A rectangular vanity case from 1924, for instance, bears a striking resemblance to a nineteenth-century box from Qajarera Iran and was covered using mother-of-pearl inlay techniques from the Gujarat region in western India. The central jewel, an emerald carved into the shape of a leaf, is an apprêt of unknown origin. A tiara from 1936, meanwhile, is adorned with two rows of turquoise stones, each carved into a boteh, a stylized, almond-shaped bouquet seen on the patterned skirt of a woman in a nineteenth-century Iranian painting. The workshop also produced a series of diamond strap bracelets in the 1920s resembling abstract friezes with interlaced patterns of stars as well as other shapes common in Islamic art, such as palmettes and scrolls.

It is not surprising that the religious and cultural significance of these forms seems to have been lost in translation. The designers at Cartier were understandably more concerned with the visual rather than the transcendent aspects of the motifs found in Islamic art, often filtered through book illustrations. Louis Cartier and his workshop nevertheless engaged seriously with Islamic art, and by studying it to forge a new, “modern” style, treated it as an equally valid source of inspiration as historical Western art.

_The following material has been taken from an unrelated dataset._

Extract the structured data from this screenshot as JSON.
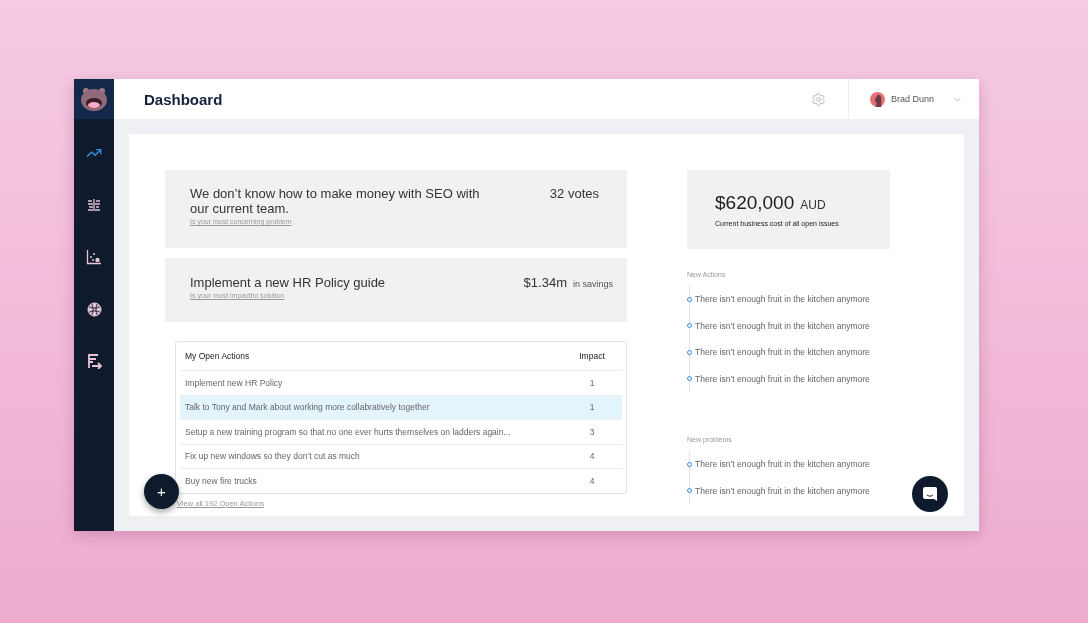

Cartier and Islamic Art: In Search of Modernity is on view at the Dallas Museum of Art from May 14 to September 18, 2022. This article was originally published in The Spectator’s May 2022 World edition.